## WHAT THE EXERCISE ASKS
Each line of the data below that includes the string "output" must be copied.

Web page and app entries
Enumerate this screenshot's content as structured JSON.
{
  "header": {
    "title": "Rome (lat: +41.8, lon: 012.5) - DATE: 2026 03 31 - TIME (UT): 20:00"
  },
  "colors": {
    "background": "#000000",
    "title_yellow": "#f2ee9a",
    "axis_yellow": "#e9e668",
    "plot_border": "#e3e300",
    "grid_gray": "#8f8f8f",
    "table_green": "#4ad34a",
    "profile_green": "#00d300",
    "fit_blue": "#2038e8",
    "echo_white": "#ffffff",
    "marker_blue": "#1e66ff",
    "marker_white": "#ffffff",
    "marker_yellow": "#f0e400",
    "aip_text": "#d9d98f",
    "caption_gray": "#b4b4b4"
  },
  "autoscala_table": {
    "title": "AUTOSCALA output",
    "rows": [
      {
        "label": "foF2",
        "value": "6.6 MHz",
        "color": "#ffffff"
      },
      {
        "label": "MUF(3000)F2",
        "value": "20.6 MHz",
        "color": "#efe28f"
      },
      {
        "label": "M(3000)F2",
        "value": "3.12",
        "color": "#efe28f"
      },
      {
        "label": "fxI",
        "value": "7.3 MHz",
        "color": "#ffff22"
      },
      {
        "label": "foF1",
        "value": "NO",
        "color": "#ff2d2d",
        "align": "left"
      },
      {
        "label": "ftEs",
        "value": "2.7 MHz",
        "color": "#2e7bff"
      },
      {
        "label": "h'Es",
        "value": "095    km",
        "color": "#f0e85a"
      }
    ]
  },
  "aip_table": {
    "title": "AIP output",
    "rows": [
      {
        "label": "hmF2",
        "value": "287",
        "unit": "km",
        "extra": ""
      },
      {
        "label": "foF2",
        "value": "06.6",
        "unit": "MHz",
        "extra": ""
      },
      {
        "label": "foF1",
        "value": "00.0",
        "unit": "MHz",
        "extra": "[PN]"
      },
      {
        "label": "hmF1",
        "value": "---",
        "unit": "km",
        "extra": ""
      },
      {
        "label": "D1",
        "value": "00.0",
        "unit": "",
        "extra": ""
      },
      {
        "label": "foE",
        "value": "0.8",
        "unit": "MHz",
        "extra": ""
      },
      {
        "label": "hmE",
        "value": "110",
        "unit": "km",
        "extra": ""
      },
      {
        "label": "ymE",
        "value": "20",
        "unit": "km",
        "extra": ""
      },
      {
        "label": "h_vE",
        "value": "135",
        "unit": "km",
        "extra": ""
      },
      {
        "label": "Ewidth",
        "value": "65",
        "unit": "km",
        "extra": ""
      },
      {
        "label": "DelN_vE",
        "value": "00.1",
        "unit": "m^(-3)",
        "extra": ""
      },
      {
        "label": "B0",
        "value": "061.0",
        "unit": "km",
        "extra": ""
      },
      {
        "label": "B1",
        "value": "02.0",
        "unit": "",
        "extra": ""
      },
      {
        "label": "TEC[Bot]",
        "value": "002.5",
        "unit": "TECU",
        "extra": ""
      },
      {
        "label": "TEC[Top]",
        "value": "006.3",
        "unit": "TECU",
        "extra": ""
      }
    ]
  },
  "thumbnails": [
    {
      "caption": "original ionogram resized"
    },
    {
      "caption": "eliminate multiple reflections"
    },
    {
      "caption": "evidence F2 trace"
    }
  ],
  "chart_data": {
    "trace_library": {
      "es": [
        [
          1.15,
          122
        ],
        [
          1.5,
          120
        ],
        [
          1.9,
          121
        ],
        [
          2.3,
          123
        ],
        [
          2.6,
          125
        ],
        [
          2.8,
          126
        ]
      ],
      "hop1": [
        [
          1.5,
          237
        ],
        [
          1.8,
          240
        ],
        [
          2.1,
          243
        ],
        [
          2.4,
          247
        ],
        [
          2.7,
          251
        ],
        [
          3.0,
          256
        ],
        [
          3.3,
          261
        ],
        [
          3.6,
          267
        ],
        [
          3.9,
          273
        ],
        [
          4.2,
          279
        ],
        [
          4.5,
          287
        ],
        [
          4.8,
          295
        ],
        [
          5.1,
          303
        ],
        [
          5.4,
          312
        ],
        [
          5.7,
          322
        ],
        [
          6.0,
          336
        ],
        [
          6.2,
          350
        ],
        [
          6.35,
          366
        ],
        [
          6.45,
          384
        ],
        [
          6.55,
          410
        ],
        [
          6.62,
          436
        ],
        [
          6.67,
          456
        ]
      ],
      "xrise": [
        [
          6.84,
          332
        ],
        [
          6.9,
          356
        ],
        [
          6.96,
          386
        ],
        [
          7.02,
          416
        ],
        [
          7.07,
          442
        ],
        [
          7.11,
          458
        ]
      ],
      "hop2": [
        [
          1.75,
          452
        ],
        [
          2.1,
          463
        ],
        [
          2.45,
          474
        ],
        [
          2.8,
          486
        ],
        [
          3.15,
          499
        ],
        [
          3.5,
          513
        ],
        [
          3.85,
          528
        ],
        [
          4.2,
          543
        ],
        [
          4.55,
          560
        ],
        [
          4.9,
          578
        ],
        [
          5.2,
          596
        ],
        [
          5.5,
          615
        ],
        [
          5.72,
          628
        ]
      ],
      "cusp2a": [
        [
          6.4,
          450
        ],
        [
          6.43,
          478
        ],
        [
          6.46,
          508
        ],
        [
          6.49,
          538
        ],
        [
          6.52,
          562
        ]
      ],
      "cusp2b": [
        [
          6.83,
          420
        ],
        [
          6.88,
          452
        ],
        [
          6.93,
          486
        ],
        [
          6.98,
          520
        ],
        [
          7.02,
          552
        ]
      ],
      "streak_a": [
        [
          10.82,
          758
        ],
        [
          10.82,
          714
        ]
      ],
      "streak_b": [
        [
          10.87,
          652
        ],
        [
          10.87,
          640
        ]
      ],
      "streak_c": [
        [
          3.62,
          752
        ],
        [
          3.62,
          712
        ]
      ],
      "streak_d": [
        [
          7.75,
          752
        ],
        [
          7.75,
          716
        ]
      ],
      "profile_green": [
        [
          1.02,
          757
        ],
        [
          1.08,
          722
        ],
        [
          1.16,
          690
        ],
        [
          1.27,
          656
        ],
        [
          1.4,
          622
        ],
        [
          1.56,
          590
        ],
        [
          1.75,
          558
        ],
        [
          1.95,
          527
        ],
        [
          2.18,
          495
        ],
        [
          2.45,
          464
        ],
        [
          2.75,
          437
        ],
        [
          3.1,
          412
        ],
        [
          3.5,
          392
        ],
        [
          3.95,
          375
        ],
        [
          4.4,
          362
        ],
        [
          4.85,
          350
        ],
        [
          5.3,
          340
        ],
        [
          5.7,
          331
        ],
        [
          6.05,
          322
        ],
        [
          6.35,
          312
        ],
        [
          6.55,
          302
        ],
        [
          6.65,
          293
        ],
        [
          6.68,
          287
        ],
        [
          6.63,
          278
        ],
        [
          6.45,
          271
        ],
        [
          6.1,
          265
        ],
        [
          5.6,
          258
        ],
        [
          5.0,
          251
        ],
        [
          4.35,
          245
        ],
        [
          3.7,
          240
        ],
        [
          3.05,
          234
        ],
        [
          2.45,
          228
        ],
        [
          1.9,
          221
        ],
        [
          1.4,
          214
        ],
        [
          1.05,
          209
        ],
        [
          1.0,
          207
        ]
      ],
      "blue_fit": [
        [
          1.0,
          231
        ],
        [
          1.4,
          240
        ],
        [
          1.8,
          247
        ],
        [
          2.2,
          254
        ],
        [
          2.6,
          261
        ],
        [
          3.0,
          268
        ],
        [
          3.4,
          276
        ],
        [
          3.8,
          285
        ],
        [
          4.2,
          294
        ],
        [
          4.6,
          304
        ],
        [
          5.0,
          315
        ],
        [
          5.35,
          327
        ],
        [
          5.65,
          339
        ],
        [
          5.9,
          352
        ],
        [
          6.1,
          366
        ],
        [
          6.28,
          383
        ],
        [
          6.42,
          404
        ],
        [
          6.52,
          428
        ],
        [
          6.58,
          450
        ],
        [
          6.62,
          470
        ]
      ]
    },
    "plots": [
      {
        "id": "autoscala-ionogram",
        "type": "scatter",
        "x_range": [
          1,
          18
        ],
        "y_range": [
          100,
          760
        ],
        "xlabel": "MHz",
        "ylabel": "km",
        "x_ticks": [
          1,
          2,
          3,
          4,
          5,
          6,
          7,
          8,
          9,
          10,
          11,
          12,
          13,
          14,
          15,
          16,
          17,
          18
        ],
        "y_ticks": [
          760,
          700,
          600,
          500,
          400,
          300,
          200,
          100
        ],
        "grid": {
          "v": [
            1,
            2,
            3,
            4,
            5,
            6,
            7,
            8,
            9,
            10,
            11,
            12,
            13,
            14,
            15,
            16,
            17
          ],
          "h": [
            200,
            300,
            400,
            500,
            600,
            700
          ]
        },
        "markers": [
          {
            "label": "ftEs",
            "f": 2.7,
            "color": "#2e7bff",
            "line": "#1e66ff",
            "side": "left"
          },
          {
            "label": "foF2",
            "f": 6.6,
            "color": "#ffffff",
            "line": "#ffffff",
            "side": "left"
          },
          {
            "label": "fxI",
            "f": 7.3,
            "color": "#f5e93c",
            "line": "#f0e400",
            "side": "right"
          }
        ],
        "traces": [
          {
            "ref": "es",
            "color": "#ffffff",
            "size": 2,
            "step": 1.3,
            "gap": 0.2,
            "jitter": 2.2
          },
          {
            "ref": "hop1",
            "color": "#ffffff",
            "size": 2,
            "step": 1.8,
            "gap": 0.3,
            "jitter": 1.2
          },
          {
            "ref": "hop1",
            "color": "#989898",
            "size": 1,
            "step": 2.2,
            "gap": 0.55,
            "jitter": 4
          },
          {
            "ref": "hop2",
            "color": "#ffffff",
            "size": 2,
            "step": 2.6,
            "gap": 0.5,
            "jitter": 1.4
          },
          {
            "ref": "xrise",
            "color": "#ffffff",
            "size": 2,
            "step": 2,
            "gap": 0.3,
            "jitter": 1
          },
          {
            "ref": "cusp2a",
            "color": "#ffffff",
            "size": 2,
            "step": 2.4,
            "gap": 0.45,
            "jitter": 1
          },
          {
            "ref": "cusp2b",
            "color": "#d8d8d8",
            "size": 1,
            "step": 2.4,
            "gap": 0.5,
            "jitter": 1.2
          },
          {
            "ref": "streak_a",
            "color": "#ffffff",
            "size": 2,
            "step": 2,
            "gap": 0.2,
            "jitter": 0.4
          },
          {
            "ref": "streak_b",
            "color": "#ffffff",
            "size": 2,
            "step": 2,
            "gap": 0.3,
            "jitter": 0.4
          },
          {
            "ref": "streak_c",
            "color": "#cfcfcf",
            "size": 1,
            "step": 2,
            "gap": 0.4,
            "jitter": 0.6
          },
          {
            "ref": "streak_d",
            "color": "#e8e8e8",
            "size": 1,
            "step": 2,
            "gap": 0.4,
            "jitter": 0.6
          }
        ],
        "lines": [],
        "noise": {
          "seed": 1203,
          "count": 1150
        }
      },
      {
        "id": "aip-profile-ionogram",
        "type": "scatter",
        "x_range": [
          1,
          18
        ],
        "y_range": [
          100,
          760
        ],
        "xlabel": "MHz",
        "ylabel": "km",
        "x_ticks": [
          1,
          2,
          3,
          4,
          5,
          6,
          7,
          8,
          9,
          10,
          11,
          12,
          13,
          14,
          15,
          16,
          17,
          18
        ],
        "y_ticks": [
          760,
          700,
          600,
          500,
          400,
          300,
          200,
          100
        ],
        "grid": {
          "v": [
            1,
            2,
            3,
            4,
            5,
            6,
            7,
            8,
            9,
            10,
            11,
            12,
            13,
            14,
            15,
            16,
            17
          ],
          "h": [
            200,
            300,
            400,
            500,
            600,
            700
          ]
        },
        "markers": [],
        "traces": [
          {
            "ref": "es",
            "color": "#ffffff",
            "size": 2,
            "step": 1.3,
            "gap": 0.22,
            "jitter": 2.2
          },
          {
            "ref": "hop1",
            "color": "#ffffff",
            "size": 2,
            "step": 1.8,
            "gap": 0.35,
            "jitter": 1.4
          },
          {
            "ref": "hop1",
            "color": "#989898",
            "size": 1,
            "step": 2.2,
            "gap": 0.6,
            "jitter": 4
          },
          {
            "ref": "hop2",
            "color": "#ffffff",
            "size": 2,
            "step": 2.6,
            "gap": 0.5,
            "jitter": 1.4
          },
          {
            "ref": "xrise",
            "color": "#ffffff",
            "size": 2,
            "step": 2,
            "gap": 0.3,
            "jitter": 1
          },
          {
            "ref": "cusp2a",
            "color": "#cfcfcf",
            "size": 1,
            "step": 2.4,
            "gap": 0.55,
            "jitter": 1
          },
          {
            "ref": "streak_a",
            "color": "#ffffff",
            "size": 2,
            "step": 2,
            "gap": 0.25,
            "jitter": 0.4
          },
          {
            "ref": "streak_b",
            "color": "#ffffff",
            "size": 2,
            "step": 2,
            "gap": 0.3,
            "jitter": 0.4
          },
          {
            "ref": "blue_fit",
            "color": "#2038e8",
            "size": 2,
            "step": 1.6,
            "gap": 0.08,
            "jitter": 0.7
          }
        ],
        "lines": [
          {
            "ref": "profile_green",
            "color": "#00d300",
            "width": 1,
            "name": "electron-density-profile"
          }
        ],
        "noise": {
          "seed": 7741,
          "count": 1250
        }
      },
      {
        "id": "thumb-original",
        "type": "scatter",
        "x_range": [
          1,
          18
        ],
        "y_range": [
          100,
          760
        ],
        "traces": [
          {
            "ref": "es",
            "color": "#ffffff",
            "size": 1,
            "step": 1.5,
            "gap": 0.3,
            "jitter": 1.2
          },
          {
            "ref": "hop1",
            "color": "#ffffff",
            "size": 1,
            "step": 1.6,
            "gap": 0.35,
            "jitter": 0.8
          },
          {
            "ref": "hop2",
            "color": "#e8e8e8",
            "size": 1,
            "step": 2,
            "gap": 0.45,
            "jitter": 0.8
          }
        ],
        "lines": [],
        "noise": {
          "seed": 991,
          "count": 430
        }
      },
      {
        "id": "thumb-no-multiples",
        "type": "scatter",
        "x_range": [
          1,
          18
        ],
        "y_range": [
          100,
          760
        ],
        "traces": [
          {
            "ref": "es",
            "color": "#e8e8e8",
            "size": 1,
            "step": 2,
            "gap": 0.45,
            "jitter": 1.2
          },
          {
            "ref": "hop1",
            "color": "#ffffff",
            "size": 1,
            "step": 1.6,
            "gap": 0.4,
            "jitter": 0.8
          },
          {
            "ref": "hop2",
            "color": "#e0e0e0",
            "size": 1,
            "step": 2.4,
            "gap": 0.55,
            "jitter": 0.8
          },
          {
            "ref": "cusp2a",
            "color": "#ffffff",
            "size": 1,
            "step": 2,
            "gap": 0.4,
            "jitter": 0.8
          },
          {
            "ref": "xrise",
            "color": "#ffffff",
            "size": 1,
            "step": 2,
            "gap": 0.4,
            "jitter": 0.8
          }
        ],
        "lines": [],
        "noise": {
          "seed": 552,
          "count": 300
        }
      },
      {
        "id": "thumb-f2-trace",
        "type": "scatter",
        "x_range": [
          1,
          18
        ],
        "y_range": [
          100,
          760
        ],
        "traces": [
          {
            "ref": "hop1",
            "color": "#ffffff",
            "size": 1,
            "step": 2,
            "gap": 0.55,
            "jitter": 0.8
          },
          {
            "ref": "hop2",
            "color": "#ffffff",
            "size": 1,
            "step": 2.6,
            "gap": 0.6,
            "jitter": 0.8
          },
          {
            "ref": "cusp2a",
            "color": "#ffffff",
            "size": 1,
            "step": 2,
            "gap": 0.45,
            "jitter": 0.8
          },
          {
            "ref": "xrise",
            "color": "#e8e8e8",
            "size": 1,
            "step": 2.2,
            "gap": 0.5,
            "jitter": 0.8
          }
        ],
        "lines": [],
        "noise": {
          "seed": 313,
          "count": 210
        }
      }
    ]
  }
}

## FINAL ANSWER
    "title": "AUTOSCALA output",
    "title": "AIP output",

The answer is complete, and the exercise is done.